◆ Your instructions:
Please set down, unchanged, each line from the one with "Enumerate this screenshot's" to the final line of the data below, both included. Drop the pictures.

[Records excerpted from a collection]
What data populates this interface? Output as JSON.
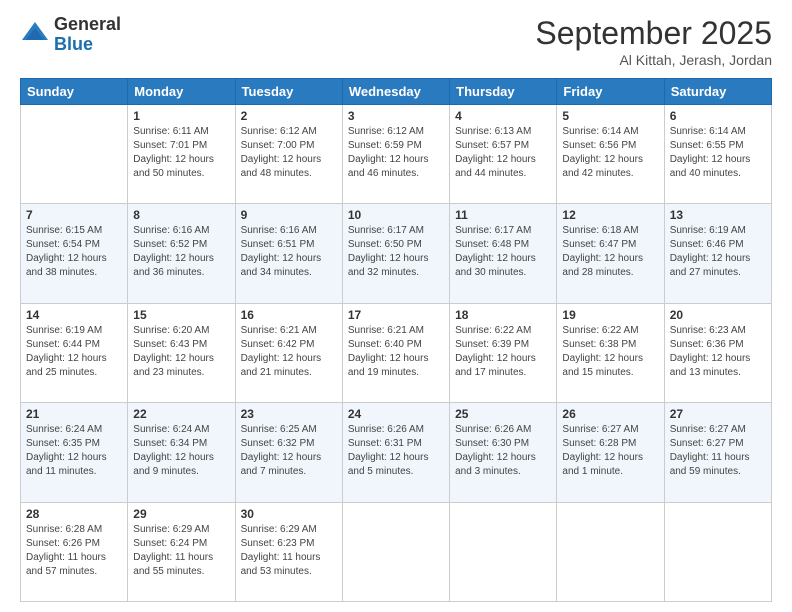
{
  "header": {
    "logo": {
      "line1": "General",
      "line2": "Blue"
    },
    "title": "September 2025",
    "location": "Al Kittah, Jerash, Jordan"
  },
  "days": [
    "Sunday",
    "Monday",
    "Tuesday",
    "Wednesday",
    "Thursday",
    "Friday",
    "Saturday"
  ],
  "weeks": [
    [
      {
        "day": "",
        "info": ""
      },
      {
        "day": "1",
        "info": "Sunrise: 6:11 AM\nSunset: 7:01 PM\nDaylight: 12 hours\nand 50 minutes."
      },
      {
        "day": "2",
        "info": "Sunrise: 6:12 AM\nSunset: 7:00 PM\nDaylight: 12 hours\nand 48 minutes."
      },
      {
        "day": "3",
        "info": "Sunrise: 6:12 AM\nSunset: 6:59 PM\nDaylight: 12 hours\nand 46 minutes."
      },
      {
        "day": "4",
        "info": "Sunrise: 6:13 AM\nSunset: 6:57 PM\nDaylight: 12 hours\nand 44 minutes."
      },
      {
        "day": "5",
        "info": "Sunrise: 6:14 AM\nSunset: 6:56 PM\nDaylight: 12 hours\nand 42 minutes."
      },
      {
        "day": "6",
        "info": "Sunrise: 6:14 AM\nSunset: 6:55 PM\nDaylight: 12 hours\nand 40 minutes."
      }
    ],
    [
      {
        "day": "7",
        "info": "Sunrise: 6:15 AM\nSunset: 6:54 PM\nDaylight: 12 hours\nand 38 minutes."
      },
      {
        "day": "8",
        "info": "Sunrise: 6:16 AM\nSunset: 6:52 PM\nDaylight: 12 hours\nand 36 minutes."
      },
      {
        "day": "9",
        "info": "Sunrise: 6:16 AM\nSunset: 6:51 PM\nDaylight: 12 hours\nand 34 minutes."
      },
      {
        "day": "10",
        "info": "Sunrise: 6:17 AM\nSunset: 6:50 PM\nDaylight: 12 hours\nand 32 minutes."
      },
      {
        "day": "11",
        "info": "Sunrise: 6:17 AM\nSunset: 6:48 PM\nDaylight: 12 hours\nand 30 minutes."
      },
      {
        "day": "12",
        "info": "Sunrise: 6:18 AM\nSunset: 6:47 PM\nDaylight: 12 hours\nand 28 minutes."
      },
      {
        "day": "13",
        "info": "Sunrise: 6:19 AM\nSunset: 6:46 PM\nDaylight: 12 hours\nand 27 minutes."
      }
    ],
    [
      {
        "day": "14",
        "info": "Sunrise: 6:19 AM\nSunset: 6:44 PM\nDaylight: 12 hours\nand 25 minutes."
      },
      {
        "day": "15",
        "info": "Sunrise: 6:20 AM\nSunset: 6:43 PM\nDaylight: 12 hours\nand 23 minutes."
      },
      {
        "day": "16",
        "info": "Sunrise: 6:21 AM\nSunset: 6:42 PM\nDaylight: 12 hours\nand 21 minutes."
      },
      {
        "day": "17",
        "info": "Sunrise: 6:21 AM\nSunset: 6:40 PM\nDaylight: 12 hours\nand 19 minutes."
      },
      {
        "day": "18",
        "info": "Sunrise: 6:22 AM\nSunset: 6:39 PM\nDaylight: 12 hours\nand 17 minutes."
      },
      {
        "day": "19",
        "info": "Sunrise: 6:22 AM\nSunset: 6:38 PM\nDaylight: 12 hours\nand 15 minutes."
      },
      {
        "day": "20",
        "info": "Sunrise: 6:23 AM\nSunset: 6:36 PM\nDaylight: 12 hours\nand 13 minutes."
      }
    ],
    [
      {
        "day": "21",
        "info": "Sunrise: 6:24 AM\nSunset: 6:35 PM\nDaylight: 12 hours\nand 11 minutes."
      },
      {
        "day": "22",
        "info": "Sunrise: 6:24 AM\nSunset: 6:34 PM\nDaylight: 12 hours\nand 9 minutes."
      },
      {
        "day": "23",
        "info": "Sunrise: 6:25 AM\nSunset: 6:32 PM\nDaylight: 12 hours\nand 7 minutes."
      },
      {
        "day": "24",
        "info": "Sunrise: 6:26 AM\nSunset: 6:31 PM\nDaylight: 12 hours\nand 5 minutes."
      },
      {
        "day": "25",
        "info": "Sunrise: 6:26 AM\nSunset: 6:30 PM\nDaylight: 12 hours\nand 3 minutes."
      },
      {
        "day": "26",
        "info": "Sunrise: 6:27 AM\nSunset: 6:28 PM\nDaylight: 12 hours\nand 1 minute."
      },
      {
        "day": "27",
        "info": "Sunrise: 6:27 AM\nSunset: 6:27 PM\nDaylight: 11 hours\nand 59 minutes."
      }
    ],
    [
      {
        "day": "28",
        "info": "Sunrise: 6:28 AM\nSunset: 6:26 PM\nDaylight: 11 hours\nand 57 minutes."
      },
      {
        "day": "29",
        "info": "Sunrise: 6:29 AM\nSunset: 6:24 PM\nDaylight: 11 hours\nand 55 minutes."
      },
      {
        "day": "30",
        "info": "Sunrise: 6:29 AM\nSunset: 6:23 PM\nDaylight: 11 hours\nand 53 minutes."
      },
      {
        "day": "",
        "info": ""
      },
      {
        "day": "",
        "info": ""
      },
      {
        "day": "",
        "info": ""
      },
      {
        "day": "",
        "info": ""
      }
    ]
  ]
}
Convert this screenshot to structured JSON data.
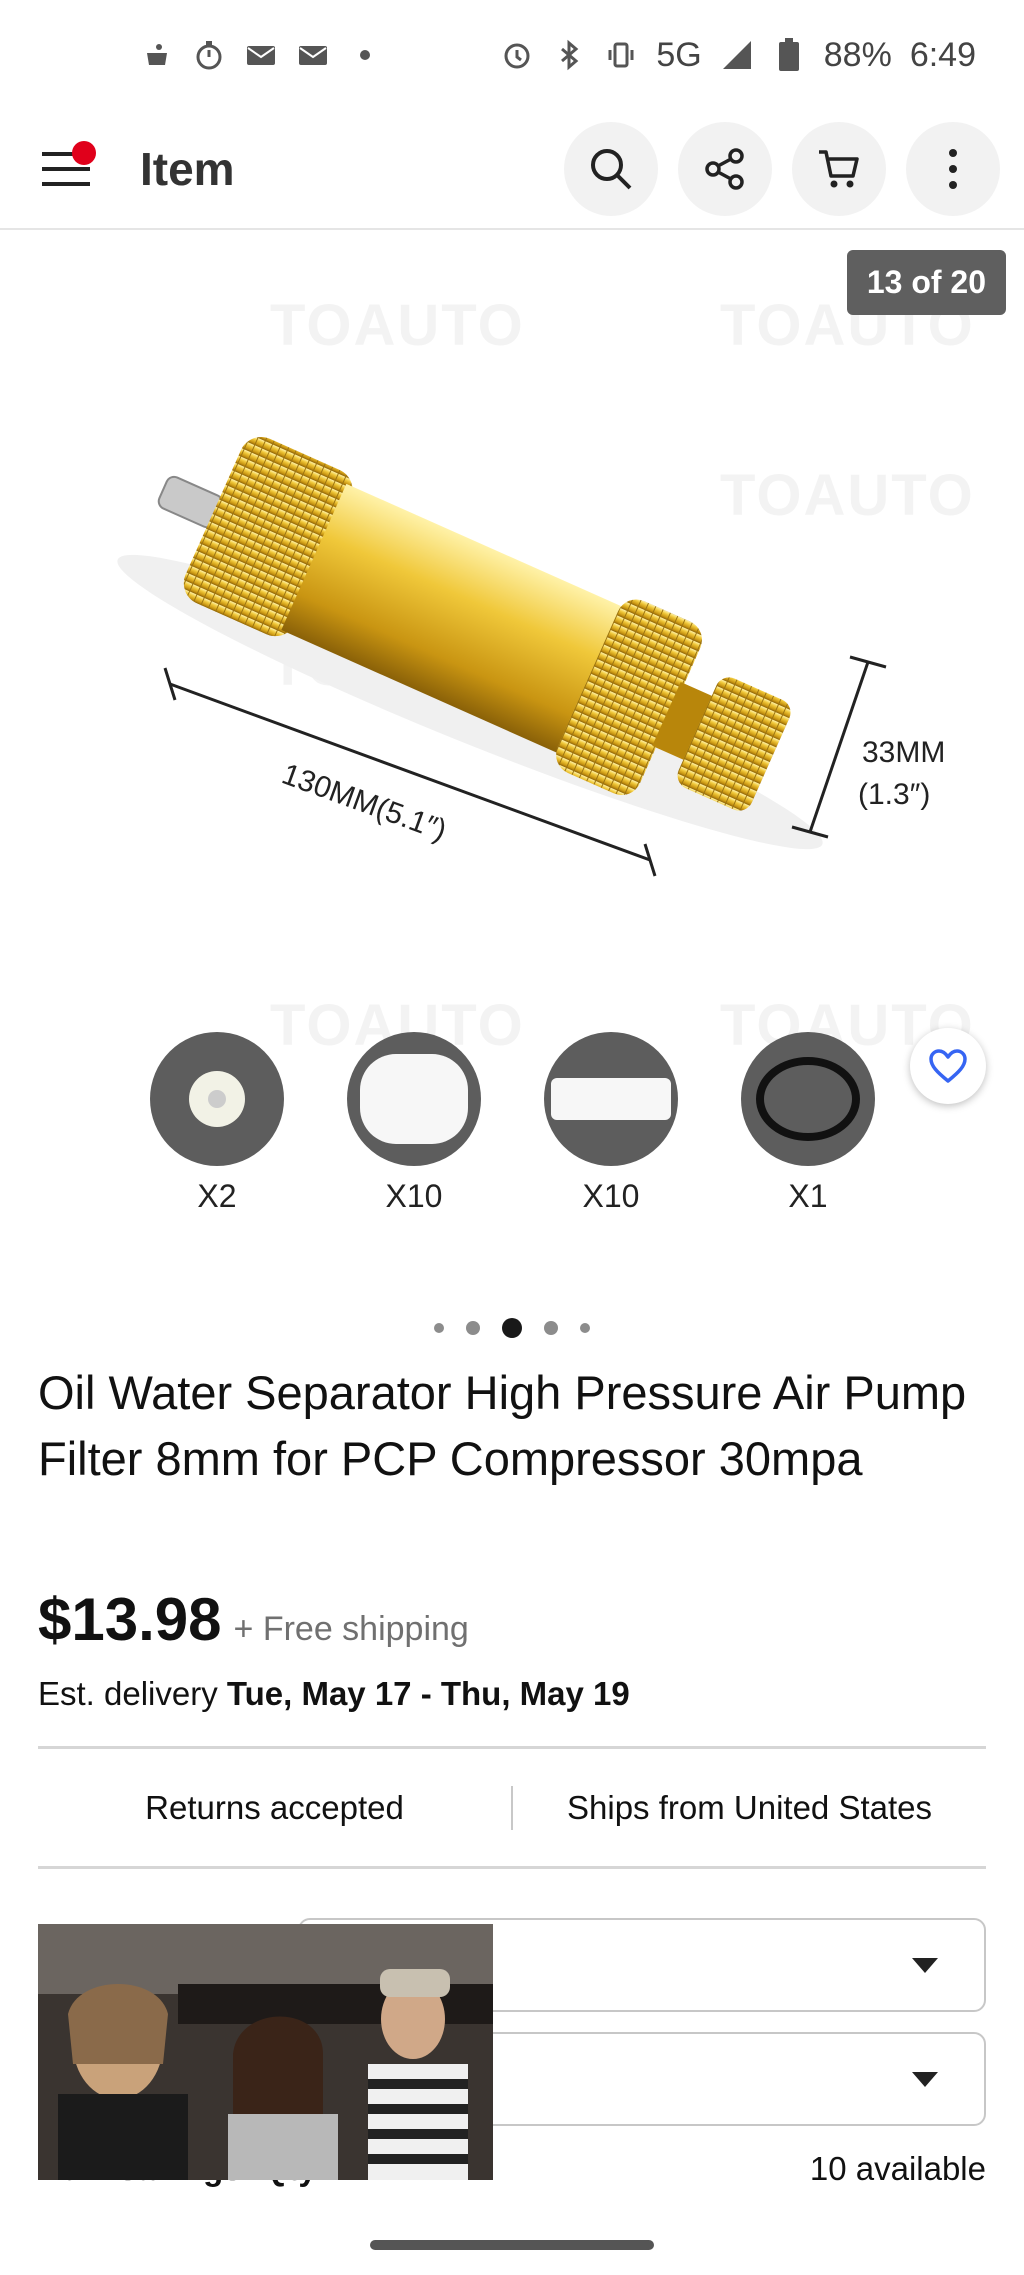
{
  "status_bar": {
    "network": "5G",
    "battery": "88%",
    "time": "6:49"
  },
  "app_bar": {
    "title": "Item"
  },
  "gallery": {
    "counter": "13 of 20",
    "watermark": "TOAUTO",
    "dimension_length": "130MM(5.1″)",
    "dimension_width_mm": "33MM",
    "dimension_width_in": "(1.3″)",
    "accessories": [
      {
        "label": "X2"
      },
      {
        "label": "X10"
      },
      {
        "label": "X10"
      },
      {
        "label": "X1"
      }
    ],
    "page_dots": 5,
    "active_dot": 2
  },
  "listing": {
    "title": "Oil Water Separator High Pressure Air Pump Filter 8mm for PCP Compressor 30mpa",
    "price": "$13.98",
    "shipping": "+ Free shipping",
    "delivery_label": "Est. delivery",
    "delivery_dates": "Tue, May 17 - Thu, May 19",
    "returns": "Returns accepted",
    "ships_from": "Ships from United States",
    "bulk_label": "Bulk savings: Qty 1",
    "availability": "10 available"
  },
  "colors": {
    "brand_red": "#e0001b",
    "favorite_blue": "#3665f3",
    "gold": "#d8a821"
  }
}
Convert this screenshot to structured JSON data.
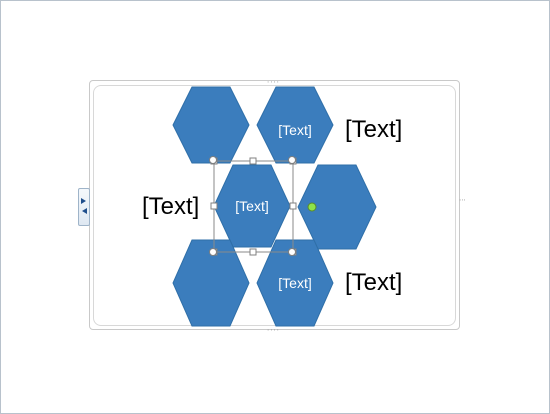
{
  "diagram": {
    "hexagons": [
      {
        "label": ""
      },
      {
        "label": "[Text]"
      },
      {
        "label": "[Text]"
      },
      {
        "label": ""
      },
      {
        "label": ""
      },
      {
        "label": "[Text]"
      }
    ],
    "callouts": {
      "top_right": "[Text]",
      "middle_left": "[Text]",
      "bottom_right": "[Text]"
    },
    "colors": {
      "hex_fill": "#3b7dbd",
      "hex_text": "#ffffff",
      "rotation_handle": "#8ee24a"
    }
  },
  "frame": {
    "handle_dots": "∙∙∙∙",
    "side_dots": "∙∙∙"
  }
}
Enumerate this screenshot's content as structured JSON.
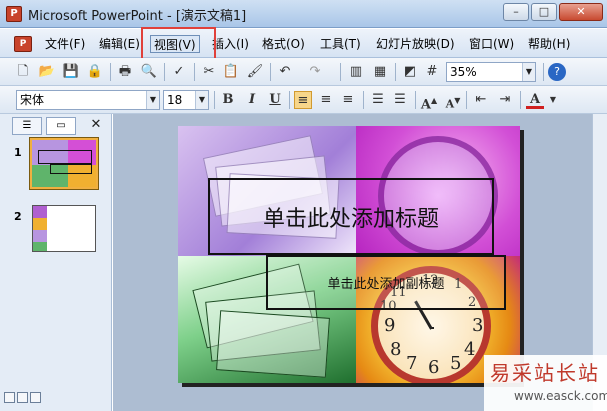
{
  "window": {
    "title": "Microsoft PowerPoint - [演示文稿1]",
    "app_icon": "powerpoint-icon",
    "buttons": [
      "minimize",
      "maximize",
      "close"
    ]
  },
  "menubar": {
    "items": [
      "文件(F)",
      "编辑(E)",
      "视图(V)",
      "插入(I)",
      "格式(O)",
      "工具(T)",
      "幻灯片放映(D)",
      "窗口(W)",
      "帮助(H)"
    ],
    "selected": "视图(V)",
    "highlight_color": "#e0403a"
  },
  "toolbar_standard": {
    "zoom": "35%"
  },
  "toolbar_format": {
    "font_name": "宋体",
    "font_size": "18",
    "bold": "B",
    "italic": "I",
    "underline": "U"
  },
  "left_panel": {
    "slides": [
      "1",
      "2"
    ],
    "selected_slide": "1"
  },
  "slide": {
    "title_placeholder": "单击此处添加标题",
    "subtitle_placeholder": "单击此处添加副标题",
    "clock_numbers": [
      "9",
      "3",
      "6",
      "11",
      "12",
      "1",
      "10",
      "2",
      "8",
      "4",
      "7",
      "5"
    ]
  },
  "watermark": {
    "text": "易采站长站",
    "url": "www.easck.com"
  }
}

◆ Response for this exercise:
Enumerate this screenshot's content as structured JSON.
{
  "window": {
    "title": "Microsoft PowerPoint - [演示文稿1]",
    "app_icon": "powerpoint-icon",
    "buttons": [
      "minimize",
      "maximize",
      "close"
    ]
  },
  "menubar": {
    "items": [
      "文件(F)",
      "编辑(E)",
      "视图(V)",
      "插入(I)",
      "格式(O)",
      "工具(T)",
      "幻灯片放映(D)",
      "窗口(W)",
      "帮助(H)"
    ],
    "selected": "视图(V)",
    "highlight_color": "#e0403a"
  },
  "toolbar_standard": {
    "zoom": "35%"
  },
  "toolbar_format": {
    "font_name": "宋体",
    "font_size": "18",
    "bold": "B",
    "italic": "I",
    "underline": "U"
  },
  "left_panel": {
    "slides": [
      "1",
      "2"
    ],
    "selected_slide": "1"
  },
  "slide": {
    "title_placeholder": "单击此处添加标题",
    "subtitle_placeholder": "单击此处添加副标题",
    "clock_numbers": [
      "9",
      "3",
      "6",
      "11",
      "12",
      "1",
      "10",
      "2",
      "8",
      "4",
      "7",
      "5"
    ]
  },
  "watermark": {
    "text": "易采站长站",
    "url": "www.easck.com"
  }
}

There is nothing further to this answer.